◆ INSTRUCTIONS TO FOLLOW ◆
Would you restate each entry word for word, omitting the pictures?

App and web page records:
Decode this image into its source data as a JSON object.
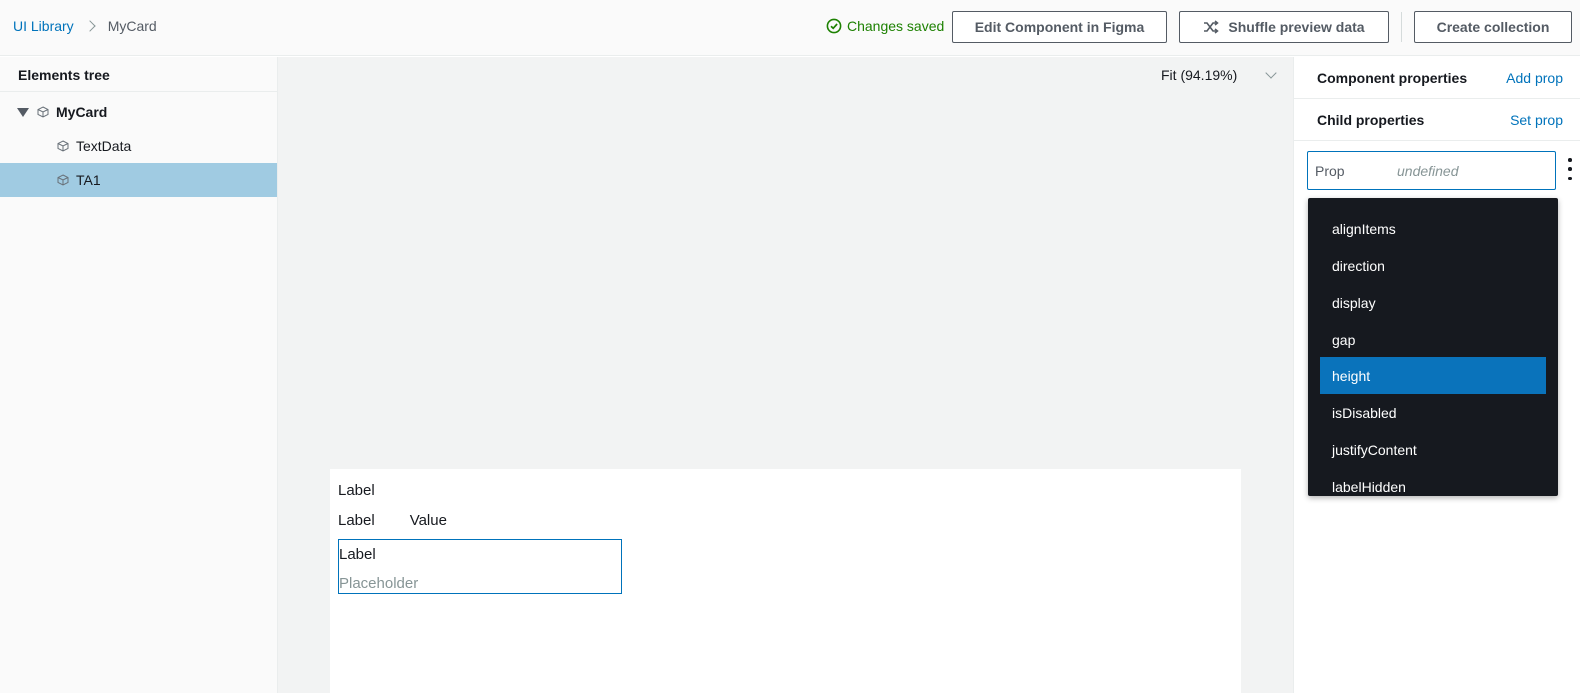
{
  "breadcrumb": {
    "root": "UI Library",
    "current": "MyCard"
  },
  "status": {
    "saved": "Changes saved",
    "color": "#1d8102"
  },
  "toolbar": {
    "edit_figma": "Edit Component in Figma",
    "shuffle": "Shuffle preview data",
    "create_collection": "Create collection"
  },
  "elements_tree": {
    "title": "Elements tree",
    "items": [
      {
        "label": "MyCard",
        "expanded": true,
        "selected": false
      },
      {
        "label": "TextData",
        "selected": false
      },
      {
        "label": "TA1",
        "selected": true
      }
    ]
  },
  "canvas": {
    "zoom": "Fit (94.19%)",
    "card": {
      "label1": "Label",
      "row2_label": "Label",
      "row2_value": "Value",
      "field_label": "Label",
      "field_placeholder": "Placeholder"
    }
  },
  "right_panel": {
    "component_properties": "Component properties",
    "add_prop": "Add prop",
    "child_properties": "Child properties",
    "set_prop": "Set prop",
    "prop_input": {
      "name": "Prop",
      "value": "undefined"
    },
    "dropdown": {
      "options": [
        "alignItems",
        "direction",
        "display",
        "gap",
        "height",
        "isDisabled",
        "justifyContent",
        "labelHidden"
      ],
      "highlighted": "height"
    }
  },
  "colors": {
    "accent": "#0073bb",
    "selected_row": "#a0cbe2",
    "dropdown_bg": "#16191f",
    "dropdown_highlight": "#0a73bb"
  }
}
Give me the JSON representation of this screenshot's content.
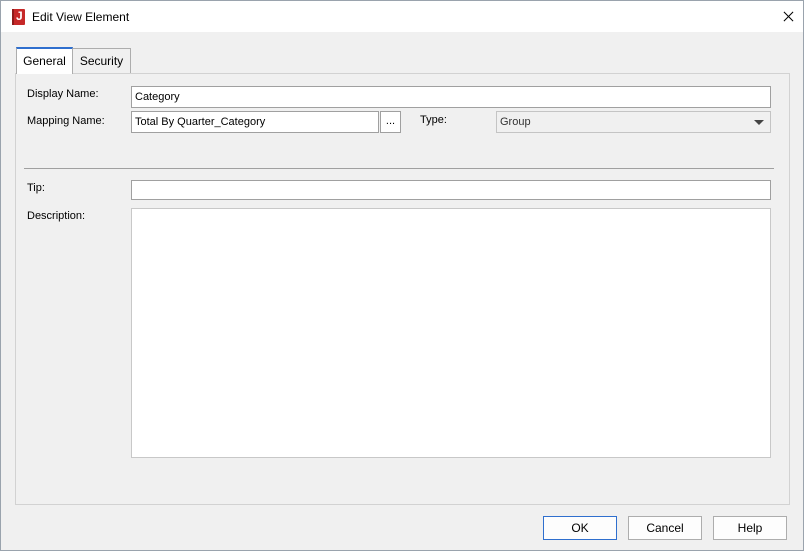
{
  "window": {
    "title": "Edit View Element",
    "app_icon": "jreport-icon",
    "close_icon": "close-icon"
  },
  "tabs": [
    {
      "label": "General",
      "selected": true
    },
    {
      "label": "Security",
      "selected": false
    }
  ],
  "form": {
    "display_name_label": "Display Name:",
    "display_name_value": "Category",
    "mapping_name_label": "Mapping Name:",
    "mapping_name_value": "Total By Quarter_Category",
    "browse_label": "...",
    "type_label": "Type:",
    "type_value": "Group",
    "tip_label": "Tip:",
    "tip_value": "",
    "description_label": "Description:",
    "description_value": ""
  },
  "buttons": {
    "ok": "OK",
    "cancel": "Cancel",
    "help": "Help"
  },
  "colors": {
    "accent": "#2f6fce",
    "app_icon": "#c62828"
  }
}
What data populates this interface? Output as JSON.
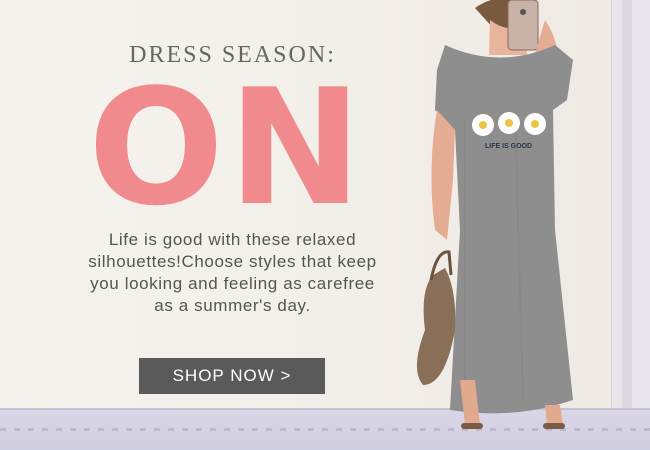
{
  "banner": {
    "headline": "DRESS SEASON:",
    "big_word": "ON",
    "body": "Life is good with these relaxed silhouettes!Choose styles that keep you looking and feeling as carefree as a summer's day.",
    "cta_label": "SHOP NOW >",
    "dress_print_text": "LIFE IS GOOD"
  },
  "colors": {
    "accent_pink": "#f08a8d",
    "button_bg": "#5a5a5a",
    "text_gray": "#555555",
    "dress_gray": "#8e8e8e"
  }
}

◆ ANSWER TO THE PROBLEM ◆
Decode this image into its source data as a JSON object.
{
  "breadcrumb": {
    "root": "UI Library",
    "current": "MyCard"
  },
  "status": {
    "saved": "Changes saved",
    "color": "#1d8102"
  },
  "toolbar": {
    "edit_figma": "Edit Component in Figma",
    "shuffle": "Shuffle preview data",
    "create_collection": "Create collection"
  },
  "elements_tree": {
    "title": "Elements tree",
    "items": [
      {
        "label": "MyCard",
        "expanded": true,
        "selected": false
      },
      {
        "label": "TextData",
        "selected": false
      },
      {
        "label": "TA1",
        "selected": true
      }
    ]
  },
  "canvas": {
    "zoom": "Fit (94.19%)",
    "card": {
      "label1": "Label",
      "row2_label": "Label",
      "row2_value": "Value",
      "field_label": "Label",
      "field_placeholder": "Placeholder"
    }
  },
  "right_panel": {
    "component_properties": "Component properties",
    "add_prop": "Add prop",
    "child_properties": "Child properties",
    "set_prop": "Set prop",
    "prop_input": {
      "name": "Prop",
      "value": "undefined"
    },
    "dropdown": {
      "options": [
        "alignItems",
        "direction",
        "display",
        "gap",
        "height",
        "isDisabled",
        "justifyContent",
        "labelHidden"
      ],
      "highlighted": "height"
    }
  },
  "colors": {
    "accent": "#0073bb",
    "selected_row": "#a0cbe2",
    "dropdown_bg": "#16191f",
    "dropdown_highlight": "#0a73bb"
  }
}
Give me the JSON representation of this screenshot's content.
{
  "window": {
    "title": "Edit View Element",
    "app_icon": "jreport-icon",
    "close_icon": "close-icon"
  },
  "tabs": [
    {
      "label": "General",
      "selected": true
    },
    {
      "label": "Security",
      "selected": false
    }
  ],
  "form": {
    "display_name_label": "Display Name:",
    "display_name_value": "Category",
    "mapping_name_label": "Mapping Name:",
    "mapping_name_value": "Total By Quarter_Category",
    "browse_label": "...",
    "type_label": "Type:",
    "type_value": "Group",
    "tip_label": "Tip:",
    "tip_value": "",
    "description_label": "Description:",
    "description_value": ""
  },
  "buttons": {
    "ok": "OK",
    "cancel": "Cancel",
    "help": "Help"
  },
  "colors": {
    "accent": "#2f6fce",
    "app_icon": "#c62828"
  }
}
What data populates this interface? Output as JSON.
{
  "banner": {
    "headline": "DRESS SEASON:",
    "big_word": "ON",
    "body": "Life is good with these relaxed silhouettes!Choose styles that keep you looking and feeling as carefree as a summer's day.",
    "cta_label": "SHOP NOW >",
    "dress_print_text": "LIFE IS GOOD"
  },
  "colors": {
    "accent_pink": "#f08a8d",
    "button_bg": "#5a5a5a",
    "text_gray": "#555555",
    "dress_gray": "#8e8e8e"
  }
}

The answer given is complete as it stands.